▶ EXERCISE DIRECTIONS
I need the number of lines in the following entries that hold the word "Carter", and no other text.

▶ DATA SUPPLIED
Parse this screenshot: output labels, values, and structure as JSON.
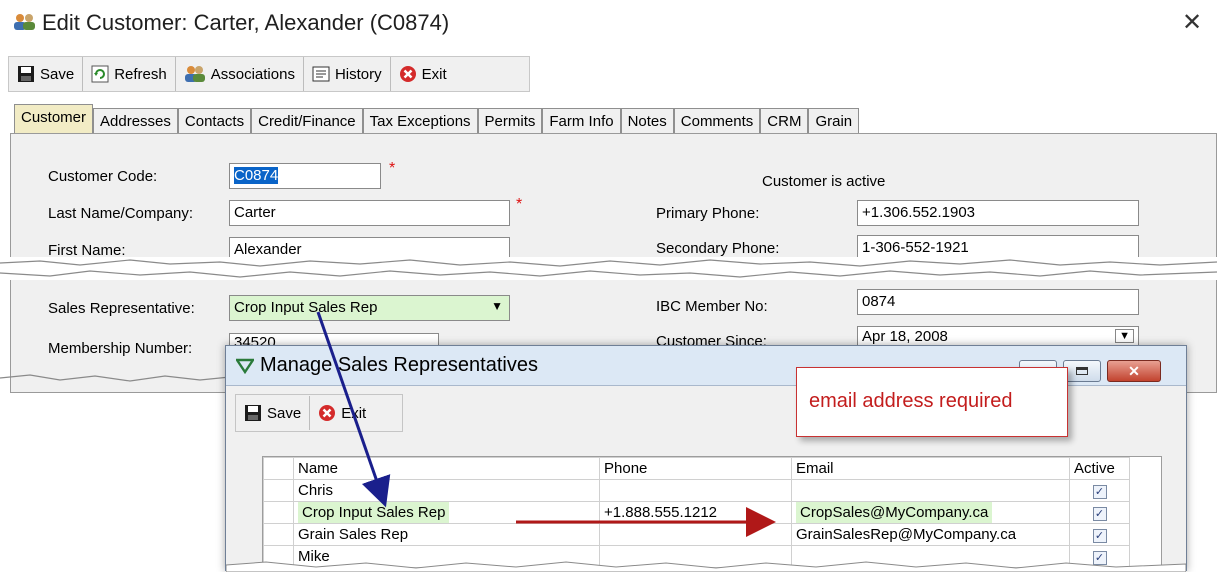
{
  "window": {
    "title": "Edit Customer: Carter, Alexander (C0874)",
    "close_glyph": "✕"
  },
  "toolbar": {
    "save": "Save",
    "refresh": "Refresh",
    "associations": "Associations",
    "history": "History",
    "exit": "Exit"
  },
  "tabs": [
    "Customer",
    "Addresses",
    "Contacts",
    "Credit/Finance",
    "Tax Exceptions",
    "Permits",
    "Farm Info",
    "Notes",
    "Comments",
    "CRM",
    "Grain"
  ],
  "form": {
    "customer_code_label": "Customer Code:",
    "customer_code_value": "C0874",
    "last_name_label": "Last Name/Company:",
    "last_name_value": "Carter",
    "first_name_label": "First Name:",
    "first_name_value": "Alexander",
    "sales_rep_label": "Sales Representative:",
    "sales_rep_value": "Crop Input Sales Rep",
    "membership_label": "Membership Number:",
    "membership_value": "34520",
    "status_text": "Customer is active",
    "primary_phone_label": "Primary Phone:",
    "primary_phone_value": "+1.306.552.1903",
    "secondary_phone_label": "Secondary Phone:",
    "secondary_phone_value": "1-306-552-1921",
    "ibc_label": "IBC Member No:",
    "ibc_value": "0874",
    "customer_since_label": "Customer Since:",
    "customer_since_value": "Apr 18, 2008",
    "required_mark": "*"
  },
  "dialog": {
    "title": "Manage Sales Representatives",
    "save": "Save",
    "exit": "Exit",
    "columns": [
      "Name",
      "Phone",
      "Email",
      "Active"
    ],
    "rows": [
      {
        "name": "Chris",
        "phone": "",
        "email": "",
        "active": true
      },
      {
        "name": "Crop Input Sales Rep",
        "phone": "+1.888.555.1212",
        "email": "CropSales@MyCompany.ca",
        "active": true
      },
      {
        "name": "Grain Sales Rep",
        "phone": "",
        "email": "GrainSalesRep@MyCompany.ca",
        "active": true
      },
      {
        "name": "Mike",
        "phone": "",
        "email": "",
        "active": true
      }
    ]
  },
  "callout": {
    "text": "email address required"
  },
  "colors": {
    "highlight": "#dbf5d0",
    "arrow_blue": "#1a1f8c",
    "arrow_red": "#b01818",
    "active_tab": "#f2ecc5"
  }
}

▶ TASK ANSWER
2